● **What the task requires**
Go through the material below and count the lines containing the word "icon". Give that number by itself.

● **Supplied entries**
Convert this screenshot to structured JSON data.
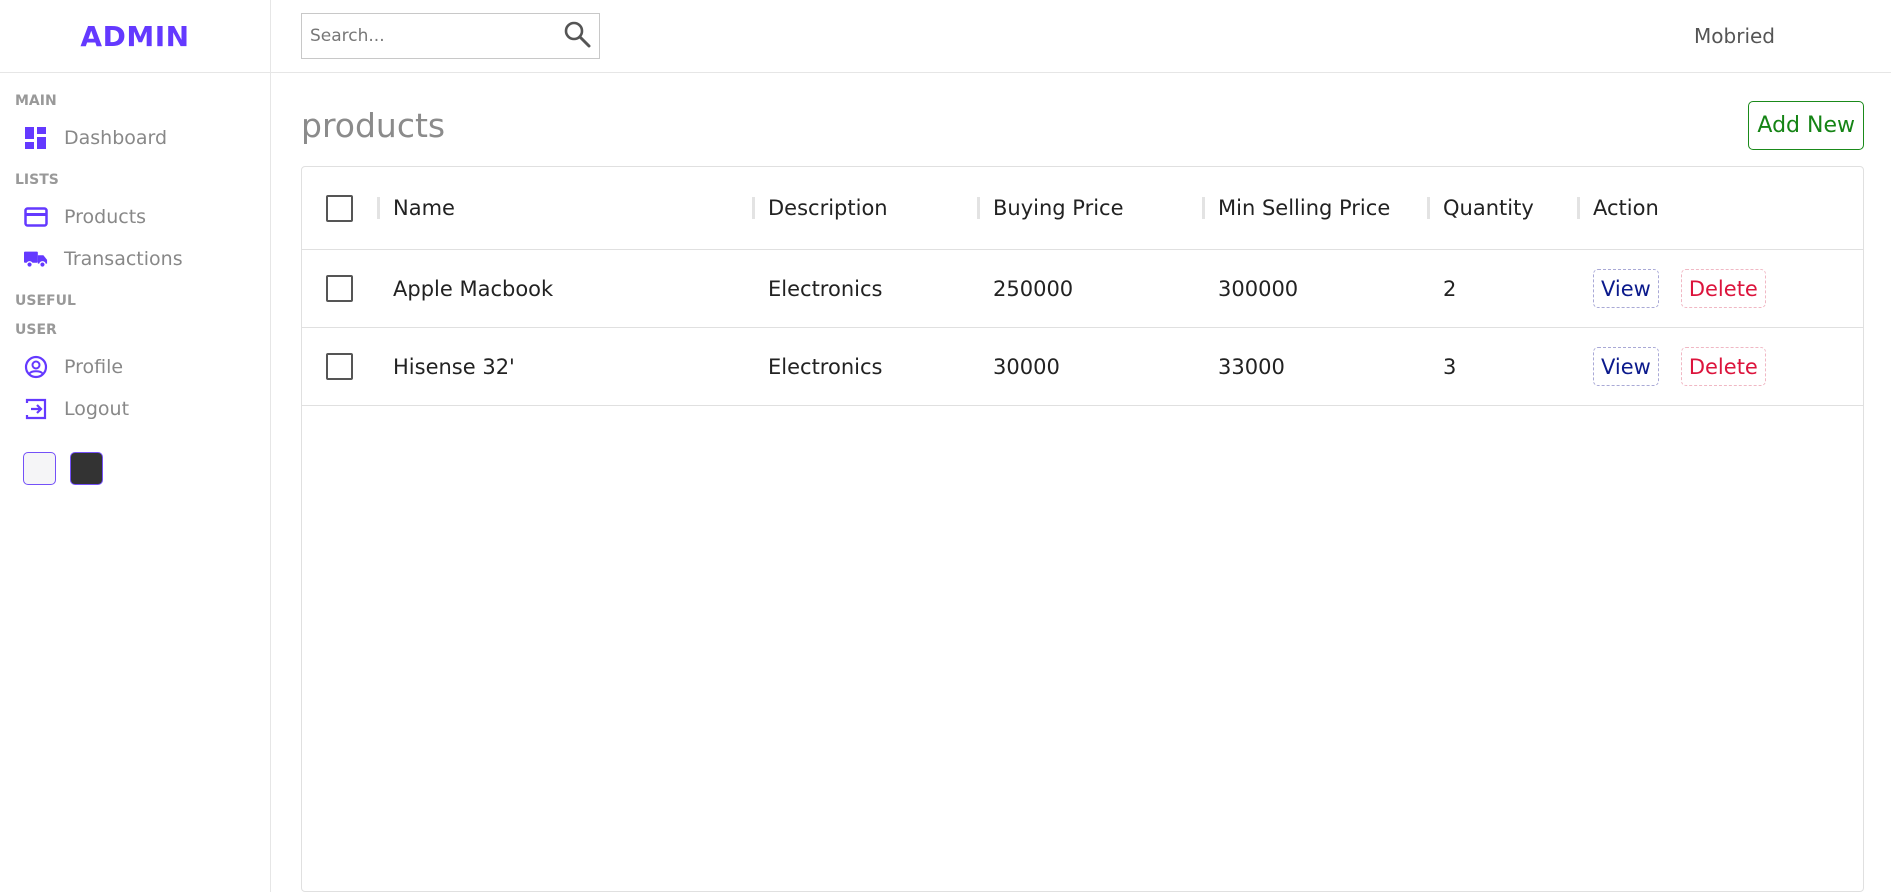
{
  "brand": {
    "logo": "ADMIN",
    "accent": "#6439ff"
  },
  "sidebar": {
    "sections": [
      {
        "title": "MAIN",
        "items": [
          {
            "label": "Dashboard",
            "icon": "dashboard-icon"
          }
        ]
      },
      {
        "title": "LISTS",
        "items": [
          {
            "label": "Products",
            "icon": "credit-card-icon"
          },
          {
            "label": "Transactions",
            "icon": "truck-icon"
          }
        ]
      },
      {
        "title": "USEFUL",
        "items": []
      },
      {
        "title": "USER",
        "items": [
          {
            "label": "Profile",
            "icon": "profile-icon"
          },
          {
            "label": "Logout",
            "icon": "logout-icon"
          }
        ]
      }
    ],
    "themes": [
      {
        "name": "light",
        "color": "#f5f5f7"
      },
      {
        "name": "dark",
        "color": "#333333"
      }
    ]
  },
  "topbar": {
    "search_placeholder": "Search...",
    "user": "Mobried"
  },
  "page": {
    "title": "products",
    "add_label": "Add New"
  },
  "table": {
    "columns": [
      "Name",
      "Description",
      "Buying Price",
      "Min Selling Price",
      "Quantity",
      "Action"
    ],
    "rows": [
      {
        "name": "Apple Macbook",
        "description": "Electronics",
        "buying_price": "250000",
        "min_selling_price": "300000",
        "quantity": "2"
      },
      {
        "name": "Hisense 32'",
        "description": "Electronics",
        "buying_price": "30000",
        "min_selling_price": "33000",
        "quantity": "3"
      }
    ],
    "actions": {
      "view": "View",
      "delete": "Delete"
    }
  }
}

● **Task output**
5